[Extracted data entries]
--------------------

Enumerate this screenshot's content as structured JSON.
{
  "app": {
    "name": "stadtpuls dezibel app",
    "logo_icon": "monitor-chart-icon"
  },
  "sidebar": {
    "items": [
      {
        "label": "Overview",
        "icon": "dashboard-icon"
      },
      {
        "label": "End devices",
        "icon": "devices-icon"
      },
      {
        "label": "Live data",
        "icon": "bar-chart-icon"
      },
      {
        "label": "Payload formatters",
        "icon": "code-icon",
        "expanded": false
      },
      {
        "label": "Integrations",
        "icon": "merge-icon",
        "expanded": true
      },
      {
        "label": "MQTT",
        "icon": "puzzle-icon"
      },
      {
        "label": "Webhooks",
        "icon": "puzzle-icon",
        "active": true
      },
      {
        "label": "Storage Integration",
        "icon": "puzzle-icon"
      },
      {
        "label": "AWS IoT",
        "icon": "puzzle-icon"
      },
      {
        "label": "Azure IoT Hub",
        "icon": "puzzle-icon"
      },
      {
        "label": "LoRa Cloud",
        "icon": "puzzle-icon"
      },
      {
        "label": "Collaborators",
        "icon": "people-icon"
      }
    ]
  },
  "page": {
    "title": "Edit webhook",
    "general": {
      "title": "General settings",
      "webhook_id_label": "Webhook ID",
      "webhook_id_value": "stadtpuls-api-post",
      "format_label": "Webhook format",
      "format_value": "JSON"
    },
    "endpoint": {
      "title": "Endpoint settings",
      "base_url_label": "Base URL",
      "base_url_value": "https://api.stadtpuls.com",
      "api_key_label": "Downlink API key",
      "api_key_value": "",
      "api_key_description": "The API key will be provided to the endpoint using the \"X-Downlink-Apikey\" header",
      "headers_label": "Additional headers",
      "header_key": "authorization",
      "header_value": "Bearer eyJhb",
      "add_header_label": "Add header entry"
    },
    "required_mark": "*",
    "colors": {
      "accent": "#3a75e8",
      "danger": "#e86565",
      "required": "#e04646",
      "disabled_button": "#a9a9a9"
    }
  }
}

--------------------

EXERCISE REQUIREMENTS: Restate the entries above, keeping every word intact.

OUTPUT OF THE EXERCISE:
Enumerate this screenshot's content as structured JSON.
{
  "app": {
    "name": "stadtpuls dezibel app",
    "logo_icon": "monitor-chart-icon"
  },
  "sidebar": {
    "items": [
      {
        "label": "Overview",
        "icon": "dashboard-icon"
      },
      {
        "label": "End devices",
        "icon": "devices-icon"
      },
      {
        "label": "Live data",
        "icon": "bar-chart-icon"
      },
      {
        "label": "Payload formatters",
        "icon": "code-icon",
        "expanded": false
      },
      {
        "label": "Integrations",
        "icon": "merge-icon",
        "expanded": true
      },
      {
        "label": "MQTT",
        "icon": "puzzle-icon"
      },
      {
        "label": "Webhooks",
        "icon": "puzzle-icon",
        "active": true
      },
      {
        "label": "Storage Integration",
        "icon": "puzzle-icon"
      },
      {
        "label": "AWS IoT",
        "icon": "puzzle-icon"
      },
      {
        "label": "Azure IoT Hub",
        "icon": "puzzle-icon"
      },
      {
        "label": "LoRa Cloud",
        "icon": "puzzle-icon"
      },
      {
        "label": "Collaborators",
        "icon": "people-icon"
      }
    ]
  },
  "page": {
    "title": "Edit webhook",
    "general": {
      "title": "General settings",
      "webhook_id_label": "Webhook ID",
      "webhook_id_value": "stadtpuls-api-post",
      "format_label": "Webhook format",
      "format_value": "JSON"
    },
    "endpoint": {
      "title": "Endpoint settings",
      "base_url_label": "Base URL",
      "base_url_value": "https://api.stadtpuls.com",
      "api_key_label": "Downlink API key",
      "api_key_value": "",
      "api_key_description": "The API key will be provided to the endpoint using the \"X-Downlink-Apikey\" header",
      "headers_label": "Additional headers",
      "header_key": "authorization",
      "header_value": "Bearer eyJhb",
      "add_header_label": "Add header entry"
    },
    "required_mark": "*",
    "colors": {
      "accent": "#3a75e8",
      "danger": "#e86565",
      "required": "#e04646",
      "disabled_button": "#a9a9a9"
    }
  }
}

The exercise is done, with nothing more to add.